Whisky Exports Recover, But Below Pre-COVID Level

Scotch whisky sales to Europe, the USA and beyond have improved this year. Although the news is promising, there is more ground to recoup. Subdued by events, total exports are less than before the Coronavirus pandemic hit markets hard last spring.

Reduced retail during 2020

Even when COVID-19 lockdowns and restrictions eventually eased, hostelry traders still suffered reduced takings. On-premises liquor consumption had stopped altogether for a few months before it resumed gradually.

In the UK and mainland Europe, precautionary measures meant restricted opening hours, with limitations on seating and customer numbers. Fortunately, online sales to overseas trade and retail customers helped prop up turnover during this challenging period, as well as home deliveries in the domestic market.

Post-Brexit exports

Early this year (2021), British exporters faced an extra administrative workload after the UK left the European Union. Initially, many companies had to deal with multiple regulations and delayed shipments before the complex situation began to ease.

In contrast, sales to Asia continued to rally, in line with growth from the previous autumn. In particular, the value of exports of scotch whisky to China rose to £91 million during the first half-year. This unprecedented achievement is all the more impressive when one considers that in 2019, the twelve-month total amounted to £89 million.

Turning to the transatlantic market, exports to the USA exceeded $1 billion in 2019. The USA continues to be the biggest overseas customer for Scottish distilleries. Still, an import tariff of 25 per cent on single malts caused sales to plummet by around a third. In 2020, the value of finished liquor shipped to North America fell to $729 million.

This year, takings still seem to be down when compared to the equivalent quarters of 2019. Industry commentators expect any recovery following the pandemic and (now suspended) import tariffs to take time, patience and investment initiative.

Cost pressures

Understandably, whisky producers have called for measures to support their industry. Speaking on behalf of the Scotch Whisky Association (SWA), CEO Karen Betts lamented the lowest exports in a decade. However, she saw some hope in the latest figures, even though international sales had yet to bounce back fully. Also, the cost of global services and transport continued to rise throughout the supply chain.

Mrs Betts pointed out that Scotland’s distilleries contribute more than £5.5 billion to the UK economy. Significantly, the industry directly employs over 10,000 people and supports the economic activity of around a further 40,000 workers.

Taxing time

Turbulent trading conditions added impetus to the SWA’s request for the UK government to complete its much-awaited review of alcohol excise duty. In addition, Betts underlined the need for the government to honour its manifesto commitment concerning the tax treatment of scotch whisky compared to other types of alcohol. As it turns out, she plans to leave her post at the head of the SWA later this year, so it will likely fall to her successor to continue pressing for change.

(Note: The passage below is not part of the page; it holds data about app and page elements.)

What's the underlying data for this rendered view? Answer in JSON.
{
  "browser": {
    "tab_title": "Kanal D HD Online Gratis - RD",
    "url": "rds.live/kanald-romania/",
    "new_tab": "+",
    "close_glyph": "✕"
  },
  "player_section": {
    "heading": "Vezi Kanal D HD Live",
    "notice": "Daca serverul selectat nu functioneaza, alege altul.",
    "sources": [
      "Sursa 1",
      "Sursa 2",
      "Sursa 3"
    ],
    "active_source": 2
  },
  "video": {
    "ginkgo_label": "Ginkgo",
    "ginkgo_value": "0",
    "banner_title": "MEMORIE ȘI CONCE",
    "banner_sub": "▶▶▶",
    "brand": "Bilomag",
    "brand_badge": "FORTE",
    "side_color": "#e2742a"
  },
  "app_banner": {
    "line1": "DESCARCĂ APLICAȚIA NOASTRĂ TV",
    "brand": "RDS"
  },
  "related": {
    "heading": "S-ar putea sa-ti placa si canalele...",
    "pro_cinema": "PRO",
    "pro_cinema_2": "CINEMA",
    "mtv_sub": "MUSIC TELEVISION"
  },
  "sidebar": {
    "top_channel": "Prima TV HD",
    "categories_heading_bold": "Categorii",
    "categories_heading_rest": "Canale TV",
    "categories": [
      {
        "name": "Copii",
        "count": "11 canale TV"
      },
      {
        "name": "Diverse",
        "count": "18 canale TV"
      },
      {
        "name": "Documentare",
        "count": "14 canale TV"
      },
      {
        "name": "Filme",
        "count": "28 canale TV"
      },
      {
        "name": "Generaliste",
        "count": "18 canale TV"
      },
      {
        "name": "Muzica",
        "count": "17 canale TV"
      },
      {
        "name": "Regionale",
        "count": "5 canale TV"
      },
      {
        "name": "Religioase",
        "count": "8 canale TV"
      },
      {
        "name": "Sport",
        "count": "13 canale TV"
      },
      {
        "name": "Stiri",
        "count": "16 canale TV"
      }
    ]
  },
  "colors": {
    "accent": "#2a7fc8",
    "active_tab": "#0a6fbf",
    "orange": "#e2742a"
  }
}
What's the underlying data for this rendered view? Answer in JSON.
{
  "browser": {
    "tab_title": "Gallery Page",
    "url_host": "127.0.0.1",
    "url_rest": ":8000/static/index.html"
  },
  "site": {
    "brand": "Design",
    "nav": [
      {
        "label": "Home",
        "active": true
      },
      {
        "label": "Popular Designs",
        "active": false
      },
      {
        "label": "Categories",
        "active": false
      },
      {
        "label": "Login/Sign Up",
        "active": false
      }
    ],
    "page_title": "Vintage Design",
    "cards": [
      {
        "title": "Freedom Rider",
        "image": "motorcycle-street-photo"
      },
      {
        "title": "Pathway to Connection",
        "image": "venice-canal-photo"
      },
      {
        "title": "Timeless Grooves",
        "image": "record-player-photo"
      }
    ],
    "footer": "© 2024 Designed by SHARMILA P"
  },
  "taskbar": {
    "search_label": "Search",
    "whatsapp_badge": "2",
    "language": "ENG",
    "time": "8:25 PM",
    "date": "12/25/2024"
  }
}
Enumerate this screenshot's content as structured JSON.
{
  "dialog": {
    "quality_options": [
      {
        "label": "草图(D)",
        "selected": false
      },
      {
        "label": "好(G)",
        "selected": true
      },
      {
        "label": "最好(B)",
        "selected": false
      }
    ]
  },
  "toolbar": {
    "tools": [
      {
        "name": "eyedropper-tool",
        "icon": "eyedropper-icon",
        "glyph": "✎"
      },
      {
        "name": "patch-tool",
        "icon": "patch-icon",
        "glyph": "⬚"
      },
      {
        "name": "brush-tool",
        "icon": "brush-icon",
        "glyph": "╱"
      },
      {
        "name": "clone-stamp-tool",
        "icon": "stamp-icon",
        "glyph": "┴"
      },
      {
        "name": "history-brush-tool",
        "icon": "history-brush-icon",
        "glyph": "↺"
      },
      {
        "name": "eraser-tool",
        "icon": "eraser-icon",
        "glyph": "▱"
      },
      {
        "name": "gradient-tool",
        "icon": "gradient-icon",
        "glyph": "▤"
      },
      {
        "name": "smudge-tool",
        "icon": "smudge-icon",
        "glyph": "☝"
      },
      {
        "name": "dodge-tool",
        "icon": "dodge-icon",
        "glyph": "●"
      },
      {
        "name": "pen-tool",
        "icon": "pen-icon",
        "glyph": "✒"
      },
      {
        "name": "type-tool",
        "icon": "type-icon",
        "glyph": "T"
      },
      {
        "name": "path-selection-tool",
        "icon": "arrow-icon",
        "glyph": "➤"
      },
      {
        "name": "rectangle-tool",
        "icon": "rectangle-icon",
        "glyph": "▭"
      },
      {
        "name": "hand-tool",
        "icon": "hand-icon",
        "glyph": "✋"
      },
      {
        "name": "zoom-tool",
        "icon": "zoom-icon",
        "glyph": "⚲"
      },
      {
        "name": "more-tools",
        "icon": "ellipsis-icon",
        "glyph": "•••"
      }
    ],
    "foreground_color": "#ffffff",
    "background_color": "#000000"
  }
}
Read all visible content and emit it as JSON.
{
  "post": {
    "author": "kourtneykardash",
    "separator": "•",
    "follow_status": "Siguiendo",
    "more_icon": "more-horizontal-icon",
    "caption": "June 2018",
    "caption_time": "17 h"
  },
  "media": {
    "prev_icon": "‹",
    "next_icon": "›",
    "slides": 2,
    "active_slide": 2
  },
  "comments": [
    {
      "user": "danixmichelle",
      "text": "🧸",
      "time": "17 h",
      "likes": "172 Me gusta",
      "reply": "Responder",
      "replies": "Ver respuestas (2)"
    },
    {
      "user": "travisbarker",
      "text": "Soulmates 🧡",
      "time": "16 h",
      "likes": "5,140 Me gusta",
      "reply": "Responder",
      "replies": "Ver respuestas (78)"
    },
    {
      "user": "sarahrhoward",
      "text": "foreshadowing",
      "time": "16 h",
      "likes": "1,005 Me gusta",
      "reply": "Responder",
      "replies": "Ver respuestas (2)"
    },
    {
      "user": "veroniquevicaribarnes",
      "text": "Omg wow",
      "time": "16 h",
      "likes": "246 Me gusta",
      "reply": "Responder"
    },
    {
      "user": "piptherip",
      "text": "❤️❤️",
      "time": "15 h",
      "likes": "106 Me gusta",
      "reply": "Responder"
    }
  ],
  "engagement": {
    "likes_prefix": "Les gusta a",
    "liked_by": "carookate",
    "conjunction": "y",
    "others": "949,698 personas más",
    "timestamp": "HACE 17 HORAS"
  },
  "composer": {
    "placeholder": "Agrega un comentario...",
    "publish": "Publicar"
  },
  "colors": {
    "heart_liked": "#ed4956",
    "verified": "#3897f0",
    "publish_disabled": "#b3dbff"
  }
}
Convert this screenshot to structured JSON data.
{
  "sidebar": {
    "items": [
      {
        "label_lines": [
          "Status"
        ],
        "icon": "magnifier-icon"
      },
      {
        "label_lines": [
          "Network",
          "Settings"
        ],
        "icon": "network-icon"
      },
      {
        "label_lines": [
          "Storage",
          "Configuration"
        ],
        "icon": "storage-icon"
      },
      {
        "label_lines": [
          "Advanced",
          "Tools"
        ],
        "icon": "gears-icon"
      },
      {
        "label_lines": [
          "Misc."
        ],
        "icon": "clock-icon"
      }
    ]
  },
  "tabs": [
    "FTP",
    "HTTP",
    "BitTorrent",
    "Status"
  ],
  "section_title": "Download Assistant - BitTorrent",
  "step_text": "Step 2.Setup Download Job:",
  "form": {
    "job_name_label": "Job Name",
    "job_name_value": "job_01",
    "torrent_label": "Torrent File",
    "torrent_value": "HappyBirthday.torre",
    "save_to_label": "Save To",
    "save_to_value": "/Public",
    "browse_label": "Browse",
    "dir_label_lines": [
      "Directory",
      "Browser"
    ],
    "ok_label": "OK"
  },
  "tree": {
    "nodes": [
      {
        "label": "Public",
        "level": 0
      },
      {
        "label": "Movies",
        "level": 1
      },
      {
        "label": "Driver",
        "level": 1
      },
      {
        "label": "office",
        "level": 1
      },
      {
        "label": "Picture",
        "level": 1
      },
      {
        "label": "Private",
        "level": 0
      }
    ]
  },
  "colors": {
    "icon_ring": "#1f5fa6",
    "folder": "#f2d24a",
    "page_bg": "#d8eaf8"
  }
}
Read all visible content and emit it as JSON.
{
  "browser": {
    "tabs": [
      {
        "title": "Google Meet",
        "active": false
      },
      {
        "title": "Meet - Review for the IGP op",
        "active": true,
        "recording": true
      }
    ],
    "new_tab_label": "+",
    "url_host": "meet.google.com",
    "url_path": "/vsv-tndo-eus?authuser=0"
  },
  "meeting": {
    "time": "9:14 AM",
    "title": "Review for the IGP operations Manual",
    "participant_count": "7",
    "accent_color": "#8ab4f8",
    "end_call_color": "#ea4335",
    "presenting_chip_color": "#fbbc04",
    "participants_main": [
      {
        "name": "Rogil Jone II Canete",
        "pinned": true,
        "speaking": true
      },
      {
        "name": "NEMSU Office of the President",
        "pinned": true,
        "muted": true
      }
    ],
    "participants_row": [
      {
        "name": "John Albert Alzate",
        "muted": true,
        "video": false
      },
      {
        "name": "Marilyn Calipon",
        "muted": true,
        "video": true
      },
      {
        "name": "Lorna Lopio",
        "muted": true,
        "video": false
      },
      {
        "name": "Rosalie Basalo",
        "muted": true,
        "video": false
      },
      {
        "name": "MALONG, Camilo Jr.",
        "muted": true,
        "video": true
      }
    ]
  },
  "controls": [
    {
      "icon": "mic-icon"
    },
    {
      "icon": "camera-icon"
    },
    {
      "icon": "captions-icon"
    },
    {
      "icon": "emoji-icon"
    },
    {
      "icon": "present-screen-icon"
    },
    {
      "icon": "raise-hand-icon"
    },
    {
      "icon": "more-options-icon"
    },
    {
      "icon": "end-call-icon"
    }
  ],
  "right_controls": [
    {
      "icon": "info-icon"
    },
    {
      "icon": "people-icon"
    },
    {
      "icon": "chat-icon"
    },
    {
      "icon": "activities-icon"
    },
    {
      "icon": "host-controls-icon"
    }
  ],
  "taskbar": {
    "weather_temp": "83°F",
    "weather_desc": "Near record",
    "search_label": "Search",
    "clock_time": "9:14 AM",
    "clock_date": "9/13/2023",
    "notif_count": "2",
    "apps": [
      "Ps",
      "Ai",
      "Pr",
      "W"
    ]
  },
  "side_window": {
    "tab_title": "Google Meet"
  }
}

Finally, on a global note, a reduction of India’s whopping 150 per cent tariff on scotch had to be a top priority in forthcoming trade negotiations.